Dan Cohen’s signs also have a third-hand Obama-ish look, with a mix of blocky, white-on-blue serifs and sans serifs, and a color scheme that mingles red and blue (presumably a nod to his status as an “independent” bipartisan candidate). The signs depart from Obama-like subtlety, however, when it spells out Cohen’s mayoral priorities pretty clearly at the top: “DOWNTOWN CASINO.” You probably know that Cohen ran for mayor in 1969, and I wonder what his campaign material looked like then. I couldn’t find any examples online or in the Minnesota Historical Society’s online holdings, but I’ll wager they looked great, or better than this, anyway. That’s my favorite era in political memorabilia, from Eugene McCarthy’s first campaign through Jimmy Carter’s last, the one era where everything looks modern and clean and fun and a little self-aware. There’s Helveticas and Microgrammas, and deadpan periods after names (“NIXON.”), and other names written self-effacingly in all lowercase (“mcgovern”). I think it might be hip if Cohen had a crate of ’69-era yard signs in storage somewhere, and brought them back into circulation for a bit. He might rack up some second and third IRV votes from retro-obsessed youth in Northeast and Uptown. They probably don’t say anything about casinos, at least.
Courtesy of Cam Winton for Mayor
Yard signs for the other major candidates aren’t worth going into too much detail. Jackie Cherryhomes’ signage involves a boring red background with her name in Impact, a typeface only moderately less schlocky than Comic Sans; a pre-Obama design maneuver if there ever was one. Cam Winton uses a strong, modernist sans-serif that also has a very modern, vaguely Wes Andersonian look, and utilizes a silhouette of a wind turbine for the “y” in “mayor.” It’s a memorable touch, though an overly specific one that makes him seem a little bit like a one-issue candidate.
Of course, no roundup of mayoral candidate design issues would be complete without a final word about Mike Gould, the perennial candidate for mayor known to regulars around the University of Minnesota campus for his shirtless proselytizing and impromptu musical performances. Mike Gould’s loopy, bubble-lettered signs, with their trademark backwards-E, are plastered over newspaper boxes and public walls everywhere around campus.

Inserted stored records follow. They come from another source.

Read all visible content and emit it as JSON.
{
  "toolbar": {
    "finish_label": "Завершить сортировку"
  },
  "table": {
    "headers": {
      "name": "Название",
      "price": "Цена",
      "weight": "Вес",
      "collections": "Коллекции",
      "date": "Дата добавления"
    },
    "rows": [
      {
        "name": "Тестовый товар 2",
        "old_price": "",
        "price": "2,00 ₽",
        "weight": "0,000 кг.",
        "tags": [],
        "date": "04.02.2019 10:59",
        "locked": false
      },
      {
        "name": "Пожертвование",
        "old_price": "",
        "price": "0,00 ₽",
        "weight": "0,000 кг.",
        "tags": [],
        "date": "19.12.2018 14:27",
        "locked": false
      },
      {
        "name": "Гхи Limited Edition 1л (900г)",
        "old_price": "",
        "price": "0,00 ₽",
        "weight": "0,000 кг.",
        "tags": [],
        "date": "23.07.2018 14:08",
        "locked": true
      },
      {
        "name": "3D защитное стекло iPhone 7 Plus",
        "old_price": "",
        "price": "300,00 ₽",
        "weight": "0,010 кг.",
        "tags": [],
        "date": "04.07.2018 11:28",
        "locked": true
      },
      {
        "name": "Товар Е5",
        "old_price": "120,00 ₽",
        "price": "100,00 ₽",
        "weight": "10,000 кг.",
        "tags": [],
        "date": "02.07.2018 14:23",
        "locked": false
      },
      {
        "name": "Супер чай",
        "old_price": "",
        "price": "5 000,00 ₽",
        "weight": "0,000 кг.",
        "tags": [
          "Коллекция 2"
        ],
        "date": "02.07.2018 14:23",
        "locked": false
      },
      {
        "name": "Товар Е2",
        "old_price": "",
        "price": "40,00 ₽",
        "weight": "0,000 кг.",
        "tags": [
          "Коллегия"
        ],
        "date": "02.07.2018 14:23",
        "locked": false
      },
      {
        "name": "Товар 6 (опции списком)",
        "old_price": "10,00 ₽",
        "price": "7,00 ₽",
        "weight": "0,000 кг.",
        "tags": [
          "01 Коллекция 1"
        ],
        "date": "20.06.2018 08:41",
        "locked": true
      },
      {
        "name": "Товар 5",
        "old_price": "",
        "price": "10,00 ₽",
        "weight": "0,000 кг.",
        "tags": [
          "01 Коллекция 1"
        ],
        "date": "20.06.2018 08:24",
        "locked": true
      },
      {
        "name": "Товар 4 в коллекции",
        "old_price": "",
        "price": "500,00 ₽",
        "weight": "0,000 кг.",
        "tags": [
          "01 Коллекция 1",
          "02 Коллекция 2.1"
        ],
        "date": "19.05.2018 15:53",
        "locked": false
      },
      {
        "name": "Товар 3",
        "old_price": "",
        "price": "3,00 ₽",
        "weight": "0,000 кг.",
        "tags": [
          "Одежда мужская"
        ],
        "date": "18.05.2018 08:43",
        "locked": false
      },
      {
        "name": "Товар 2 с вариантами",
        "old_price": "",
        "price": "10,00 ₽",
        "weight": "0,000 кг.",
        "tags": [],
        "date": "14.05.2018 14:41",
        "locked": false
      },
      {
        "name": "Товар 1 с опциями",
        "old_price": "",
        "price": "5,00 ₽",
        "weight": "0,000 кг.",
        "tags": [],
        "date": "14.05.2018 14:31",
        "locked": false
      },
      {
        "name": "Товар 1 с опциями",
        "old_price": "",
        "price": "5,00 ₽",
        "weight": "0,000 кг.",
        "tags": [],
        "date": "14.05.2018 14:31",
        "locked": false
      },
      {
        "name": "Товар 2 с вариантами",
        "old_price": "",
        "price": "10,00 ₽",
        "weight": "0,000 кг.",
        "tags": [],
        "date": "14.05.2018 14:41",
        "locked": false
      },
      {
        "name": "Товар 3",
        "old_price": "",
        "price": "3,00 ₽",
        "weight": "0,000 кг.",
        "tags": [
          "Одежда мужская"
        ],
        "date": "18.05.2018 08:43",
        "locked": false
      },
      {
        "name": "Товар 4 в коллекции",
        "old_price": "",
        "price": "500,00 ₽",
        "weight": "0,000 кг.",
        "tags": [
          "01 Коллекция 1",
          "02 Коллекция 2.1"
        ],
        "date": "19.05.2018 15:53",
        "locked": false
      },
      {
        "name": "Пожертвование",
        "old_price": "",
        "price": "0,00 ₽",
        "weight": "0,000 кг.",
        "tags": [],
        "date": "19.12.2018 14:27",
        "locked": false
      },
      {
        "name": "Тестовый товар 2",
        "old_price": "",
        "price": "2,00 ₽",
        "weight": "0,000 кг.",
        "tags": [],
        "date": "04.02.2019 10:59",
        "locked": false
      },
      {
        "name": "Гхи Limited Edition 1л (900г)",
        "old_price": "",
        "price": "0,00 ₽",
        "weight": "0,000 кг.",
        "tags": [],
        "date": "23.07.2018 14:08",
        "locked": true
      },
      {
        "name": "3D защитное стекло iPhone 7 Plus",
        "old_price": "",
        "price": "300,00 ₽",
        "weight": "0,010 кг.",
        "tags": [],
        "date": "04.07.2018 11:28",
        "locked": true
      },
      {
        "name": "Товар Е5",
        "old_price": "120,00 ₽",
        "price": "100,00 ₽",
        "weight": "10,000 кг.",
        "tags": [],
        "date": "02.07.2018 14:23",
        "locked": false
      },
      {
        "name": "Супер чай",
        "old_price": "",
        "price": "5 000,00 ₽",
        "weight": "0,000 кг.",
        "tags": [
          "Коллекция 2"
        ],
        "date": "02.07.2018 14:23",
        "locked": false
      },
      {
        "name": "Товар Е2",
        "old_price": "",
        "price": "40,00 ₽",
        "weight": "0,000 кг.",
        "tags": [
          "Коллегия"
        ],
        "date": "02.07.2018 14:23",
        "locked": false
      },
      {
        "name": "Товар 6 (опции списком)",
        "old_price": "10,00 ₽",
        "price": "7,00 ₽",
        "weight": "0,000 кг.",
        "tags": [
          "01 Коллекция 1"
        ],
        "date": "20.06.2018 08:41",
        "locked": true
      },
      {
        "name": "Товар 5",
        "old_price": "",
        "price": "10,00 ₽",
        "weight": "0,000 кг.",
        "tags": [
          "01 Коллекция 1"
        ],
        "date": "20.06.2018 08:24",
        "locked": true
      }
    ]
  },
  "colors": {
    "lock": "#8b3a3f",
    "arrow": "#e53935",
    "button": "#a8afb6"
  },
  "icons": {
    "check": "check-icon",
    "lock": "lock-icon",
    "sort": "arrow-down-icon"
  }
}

They’re a reminder that, whatever trends come and go in mainstream political design, the stuff on the fringes will generally remain the same, year after year, for better or for worse. Gould is not the mayor of Minneapolis, but he is the mayor of gonzo outsider campaign signage. Mike Gould will still be putting up Mike Gould posters long after one of the candidates above has been sworn in as mayor.